Sunday, 7 August 2011

Thursday 28th July

After breakfast at Charleville, we went through Morvan, Mitchell, then Muckadilla, where outside the pub they have a bench with a plaque on it saying "The bench of bullshit"! I'm sure there is a story there but I don't know what it is. We went past massive 53 metre road trains full of cattle - the road follows an old railway track all the way from Quilpie to Brisbane (1000 km)which is used for trucking cattle , cotton seed etc.

At Roma we stopped for an ice cream and diesel - the road is dead straight and just goes on and on - you can see why falling asleep at the wheel is the main danger, the main point of interest is the road kill. mainly kangaroos (red ones out west, becoming grey the further east we went) with the occasional wild pig. We got to Yulebah at about 1 pm and then even the dead Roo's dried up and the drive to Dulacca, then Miles became somewhat dull. We then got to Chinchilla where they had posters up everywhere about a melon festival. Hmmm, I don't think we will rush back for that.

Dalby was our next town which is a big cotton and grain area and had massive grain stores on the side of the road next to the railway line - the fields were enormous and made you realise that if they have a good harvest it could really determine the world market price for grain - they have such low input costs compared to the UK that there really is no competition.

At last we arrived at Toowoomba which is where we had intended to stay the night and then Doug could go to the gunsmith the next day.
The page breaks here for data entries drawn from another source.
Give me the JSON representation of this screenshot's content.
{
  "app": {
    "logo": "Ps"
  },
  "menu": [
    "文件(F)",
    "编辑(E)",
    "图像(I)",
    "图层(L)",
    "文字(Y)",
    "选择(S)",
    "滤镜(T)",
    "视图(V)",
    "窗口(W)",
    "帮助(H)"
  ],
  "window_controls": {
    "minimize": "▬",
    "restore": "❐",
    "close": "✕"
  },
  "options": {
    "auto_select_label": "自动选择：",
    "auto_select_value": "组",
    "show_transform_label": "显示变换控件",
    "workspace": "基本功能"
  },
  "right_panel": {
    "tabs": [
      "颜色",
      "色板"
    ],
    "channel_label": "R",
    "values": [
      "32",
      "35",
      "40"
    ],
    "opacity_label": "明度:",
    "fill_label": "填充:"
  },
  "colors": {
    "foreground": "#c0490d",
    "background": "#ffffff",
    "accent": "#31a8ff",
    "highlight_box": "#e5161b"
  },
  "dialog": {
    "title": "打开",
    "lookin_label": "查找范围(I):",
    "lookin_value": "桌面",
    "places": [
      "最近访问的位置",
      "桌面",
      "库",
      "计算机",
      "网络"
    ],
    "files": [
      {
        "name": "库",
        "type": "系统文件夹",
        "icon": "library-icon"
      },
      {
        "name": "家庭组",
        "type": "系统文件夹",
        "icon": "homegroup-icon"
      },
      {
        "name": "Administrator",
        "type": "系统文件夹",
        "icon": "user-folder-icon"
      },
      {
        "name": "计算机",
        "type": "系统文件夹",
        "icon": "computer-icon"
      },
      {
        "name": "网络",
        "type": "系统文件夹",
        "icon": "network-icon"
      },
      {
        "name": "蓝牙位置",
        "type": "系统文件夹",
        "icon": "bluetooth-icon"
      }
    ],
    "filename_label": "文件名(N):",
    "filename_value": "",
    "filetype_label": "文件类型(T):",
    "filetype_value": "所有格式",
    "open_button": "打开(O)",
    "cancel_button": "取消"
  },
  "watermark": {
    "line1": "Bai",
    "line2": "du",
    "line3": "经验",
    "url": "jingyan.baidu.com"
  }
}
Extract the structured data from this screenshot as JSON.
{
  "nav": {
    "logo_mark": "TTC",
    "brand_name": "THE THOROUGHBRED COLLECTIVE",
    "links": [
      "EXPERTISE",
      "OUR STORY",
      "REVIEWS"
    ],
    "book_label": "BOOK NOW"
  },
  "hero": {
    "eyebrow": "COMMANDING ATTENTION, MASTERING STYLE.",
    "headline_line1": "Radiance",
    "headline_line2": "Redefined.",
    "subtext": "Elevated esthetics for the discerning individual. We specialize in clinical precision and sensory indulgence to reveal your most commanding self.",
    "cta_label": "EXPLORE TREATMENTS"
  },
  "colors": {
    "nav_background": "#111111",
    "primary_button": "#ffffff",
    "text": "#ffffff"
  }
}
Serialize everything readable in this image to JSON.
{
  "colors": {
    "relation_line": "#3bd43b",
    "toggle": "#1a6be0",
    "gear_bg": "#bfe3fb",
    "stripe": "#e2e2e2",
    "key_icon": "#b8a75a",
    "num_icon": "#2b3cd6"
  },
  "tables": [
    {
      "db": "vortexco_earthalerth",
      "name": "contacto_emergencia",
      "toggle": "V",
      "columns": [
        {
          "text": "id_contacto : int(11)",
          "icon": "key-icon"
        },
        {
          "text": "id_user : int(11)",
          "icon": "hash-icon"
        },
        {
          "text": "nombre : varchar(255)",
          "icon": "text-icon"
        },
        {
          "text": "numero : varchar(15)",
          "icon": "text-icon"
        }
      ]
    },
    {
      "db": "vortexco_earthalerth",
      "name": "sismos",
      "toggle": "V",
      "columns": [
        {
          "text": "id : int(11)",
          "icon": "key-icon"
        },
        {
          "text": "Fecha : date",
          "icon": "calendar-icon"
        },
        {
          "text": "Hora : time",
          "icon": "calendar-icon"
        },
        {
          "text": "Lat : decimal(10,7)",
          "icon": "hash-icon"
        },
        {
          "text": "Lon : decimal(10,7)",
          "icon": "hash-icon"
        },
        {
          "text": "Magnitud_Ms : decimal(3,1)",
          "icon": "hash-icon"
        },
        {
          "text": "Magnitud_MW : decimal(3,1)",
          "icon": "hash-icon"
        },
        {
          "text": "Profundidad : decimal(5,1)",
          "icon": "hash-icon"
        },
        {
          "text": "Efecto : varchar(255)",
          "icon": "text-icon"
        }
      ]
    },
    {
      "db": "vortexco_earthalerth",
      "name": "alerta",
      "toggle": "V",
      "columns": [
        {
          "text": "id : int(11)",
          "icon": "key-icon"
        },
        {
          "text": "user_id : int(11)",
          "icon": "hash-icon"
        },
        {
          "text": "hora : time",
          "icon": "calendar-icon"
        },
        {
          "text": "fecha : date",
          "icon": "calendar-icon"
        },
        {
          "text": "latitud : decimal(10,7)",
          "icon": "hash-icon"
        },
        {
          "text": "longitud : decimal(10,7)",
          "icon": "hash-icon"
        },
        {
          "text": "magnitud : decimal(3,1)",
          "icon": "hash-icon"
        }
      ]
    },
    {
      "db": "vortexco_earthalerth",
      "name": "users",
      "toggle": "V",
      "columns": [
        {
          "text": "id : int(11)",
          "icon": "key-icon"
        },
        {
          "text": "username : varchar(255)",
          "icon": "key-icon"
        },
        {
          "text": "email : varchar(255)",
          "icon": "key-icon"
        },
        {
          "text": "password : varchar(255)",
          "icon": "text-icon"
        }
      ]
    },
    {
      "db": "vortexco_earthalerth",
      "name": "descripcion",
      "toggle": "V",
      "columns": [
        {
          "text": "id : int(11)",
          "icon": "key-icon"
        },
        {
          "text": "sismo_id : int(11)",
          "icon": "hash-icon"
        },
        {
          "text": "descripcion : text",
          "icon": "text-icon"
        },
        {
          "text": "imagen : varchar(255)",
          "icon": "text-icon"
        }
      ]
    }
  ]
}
Doug had his favourite rifle which he had decided to leave with his old friend, Mick, the Roo shooter. Mick lives on the outskirts of Toowoomba so we popped in to see him for a coffee laced with bunderburg rum. Doug and Mick go back a long way - When Doug was working on his fathers farm, Woodlands in 1992, there was a terrible drought and their cattle were dying. The only option was to take the whole mob of approximately 1000 head onto the road, using the ancient stock routes , these stock routes go back to 1828 and stretch 2000 miles across Australia, it is common land and anyone can use it as long as they travel the stock a minimum of six miles a day so that the route doesn't get overgrazed. Doug and Mick were on the road for a total of 18 months, although there are designated watering points along the route, sometimes the water wasn't there so it was Mick's job to go with the lorry and a tank and find water each day while Doug and his dogs drove the cattle - it must have been very lonely at times, but they would have had some fun as Mick is a real character. After 18 months the rains came and Doug was able to sell the fat cattle at Roma, and the breeding cattle were put on the train for their journey back home, they lost a few who were too weak to travel but saved the majority. It must have been an awesome experience.

It was great for Doug to see Mick again who although he had had a stroke was looking really well, Mick's son Woolley and his grandson, Douglas (!) also came to have a chat.

We then left to find a motel in Toowoomba and something to eat. We were exhausted.